There will always be some time in life that a course of antibiotics will be required. So what can we do to minimise the impact on the microflora? Like most, until recently I believed that there is no point in giving probiotics with antibiotics as the antibiotics would make them ineffective. There is mounting evidence that probiotics can be used with antibiotics by reducing their adverse effects, improve antibiotic function and enhance mucosal immunity. The evidence for the use of probiotics with antibiotics includes:
- reducing the risk of antibiotic induced superinfections in the gut and vagina
- secreting antibacterial substances that lower pathogenic bacteria and disrupt biofilms, enhancing the effect of antibiotics
- enhancing mucosal immunity, which in turn helps to remove pathogenic organisms at the mucosal layer in the gut
Post Antibiotic Gut Treatment
Immediately following a course of antibiotics a broad spectrum, high potency probiotic blend should be taken.

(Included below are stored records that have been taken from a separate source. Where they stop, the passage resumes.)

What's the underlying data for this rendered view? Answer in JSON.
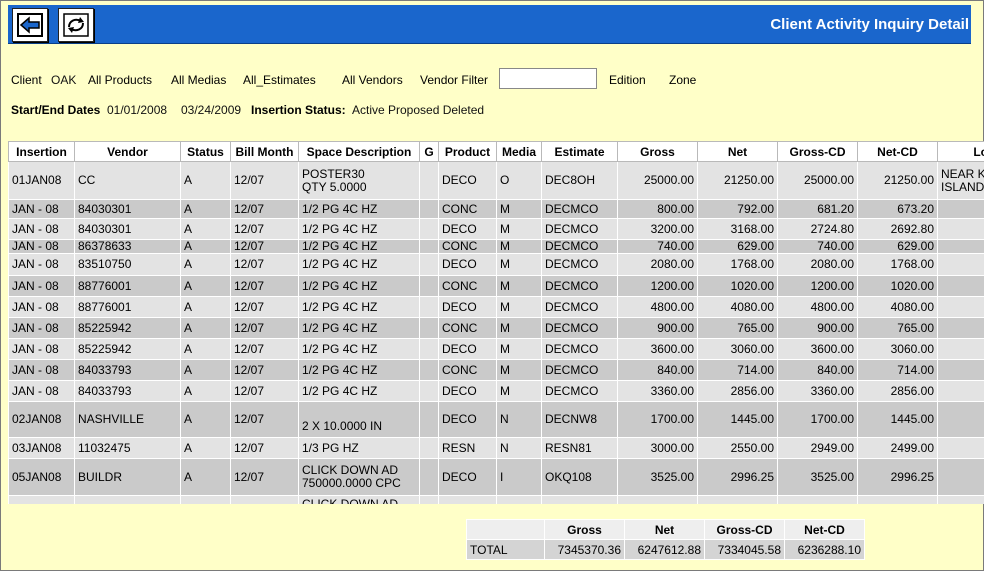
{
  "header": {
    "title": "Client Activity Inquiry Detail"
  },
  "filters": {
    "client_label": "Client",
    "client_value": "OAK",
    "products": "All Products",
    "medias": "All Medias",
    "estimates": "All_Estimates",
    "vendors": "All Vendors",
    "vendor_filter_label": "Vendor Filter",
    "vendor_filter_value": "",
    "edition_label": "Edition",
    "zone_label": "Zone",
    "dates_label": "Start/End Dates",
    "start_date": "01/01/2008",
    "end_date": "03/24/2009",
    "status_label": "Insertion Status:",
    "status_value": "Active Proposed Deleted"
  },
  "grid": {
    "columns": [
      "Insertion",
      "Vendor",
      "Status",
      "Bill Month",
      "Space Description",
      "G",
      "Product",
      "Media",
      "Estimate",
      "Gross",
      "Net",
      "Gross-CD",
      "Net-CD",
      "Loc"
    ],
    "rows": [
      [
        "01JAN08",
        "CC",
        "A",
        "12/07",
        "POSTER30\nQTY 5.0000",
        "",
        "DECO",
        "O",
        "DEC8OH",
        "25000.00",
        "21250.00",
        "25000.00",
        "21250.00",
        "NEAR K\nISLAND"
      ],
      [
        "JAN - 08",
        "84030301",
        "A",
        "12/07",
        "1/2 PG 4C HZ",
        "",
        "CONC",
        "M",
        "DECMCO",
        "800.00",
        "792.00",
        "681.20",
        "673.20",
        ""
      ],
      [
        "JAN - 08",
        "84030301",
        "A",
        "12/07",
        "1/2 PG 4C HZ",
        "",
        "DECO",
        "M",
        "DECMCO",
        "3200.00",
        "3168.00",
        "2724.80",
        "2692.80",
        ""
      ],
      [
        "JAN - 08",
        "86378633",
        "A",
        "12/07",
        "1/2 PG 4C HZ",
        "",
        "CONC",
        "M",
        "DECMCO",
        "740.00",
        "629.00",
        "740.00",
        "629.00",
        ""
      ],
      [
        "JAN - 08",
        "83510750",
        "A",
        "12/07",
        "1/2 PG 4C HZ",
        "",
        "DECO",
        "M",
        "DECMCO",
        "2080.00",
        "1768.00",
        "2080.00",
        "1768.00",
        ""
      ],
      [
        "JAN - 08",
        "88776001",
        "A",
        "12/07",
        "1/2 PG 4C HZ",
        "",
        "CONC",
        "M",
        "DECMCO",
        "1200.00",
        "1020.00",
        "1200.00",
        "1020.00",
        ""
      ],
      [
        "JAN - 08",
        "88776001",
        "A",
        "12/07",
        "1/2 PG 4C HZ",
        "",
        "DECO",
        "M",
        "DECMCO",
        "4800.00",
        "4080.00",
        "4800.00",
        "4080.00",
        ""
      ],
      [
        "JAN - 08",
        "85225942",
        "A",
        "12/07",
        "1/2 PG 4C HZ",
        "",
        "CONC",
        "M",
        "DECMCO",
        "900.00",
        "765.00",
        "900.00",
        "765.00",
        ""
      ],
      [
        "JAN - 08",
        "85225942",
        "A",
        "12/07",
        "1/2 PG 4C HZ",
        "",
        "DECO",
        "M",
        "DECMCO",
        "3600.00",
        "3060.00",
        "3600.00",
        "3060.00",
        ""
      ],
      [
        "JAN - 08",
        "84033793",
        "A",
        "12/07",
        "1/2 PG 4C HZ",
        "",
        "CONC",
        "M",
        "DECMCO",
        "840.00",
        "714.00",
        "840.00",
        "714.00",
        ""
      ],
      [
        "JAN - 08",
        "84033793",
        "A",
        "12/07",
        "1/2 PG 4C HZ",
        "",
        "DECO",
        "M",
        "DECMCO",
        "3360.00",
        "2856.00",
        "3360.00",
        "2856.00",
        ""
      ],
      [
        "02JAN08",
        "NASHVILLE",
        "A",
        "12/07",
        "\n2 X 10.0000 IN",
        "",
        "DECO",
        "N",
        "DECNW8",
        "1700.00",
        "1445.00",
        "1700.00",
        "1445.00",
        ""
      ],
      [
        "03JAN08",
        "11032475",
        "A",
        "12/07",
        "1/3 PG HZ",
        "",
        "RESN",
        "N",
        "RESN81",
        "3000.00",
        "2550.00",
        "2949.00",
        "2499.00",
        ""
      ],
      [
        "05JAN08",
        "BUILDR",
        "A",
        "12/07",
        "CLICK DOWN AD\n750000.0000 CPC",
        "",
        "DECO",
        "I",
        "OKQ108",
        "3525.00",
        "2996.25",
        "3525.00",
        "2996.25",
        ""
      ],
      [
        "",
        "",
        "",
        "",
        "CLICK DOWN AD",
        "",
        "",
        "",
        "",
        "",
        "",
        "",
        "",
        ""
      ]
    ]
  },
  "totals": {
    "columns": [
      "Gross",
      "Net",
      "Gross-CD",
      "Net-CD"
    ],
    "label": "TOTAL",
    "values": [
      "7345370.36",
      "6247612.88",
      "7334045.58",
      "6236288.10"
    ]
  }
}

The minimum effective dose is not known; however, it is recommended that probiotics containing 500 million to 1 billion colony forming units (CFU)/day be taken. Some studies recommend up to 450-900 billion CFU/day.
There have not been any specific studies on how long probiotics should be taken post-antibiotic treatment. This would depend on the strength of the antibiotic used, the length of treatment with antibiotics and the state of the gastrointestinal tract. There is limited research on probiotics taken over 28 days or more following antibiotic treatment, and some that show that taking probiotics over just 10-14 days can have a positive effect.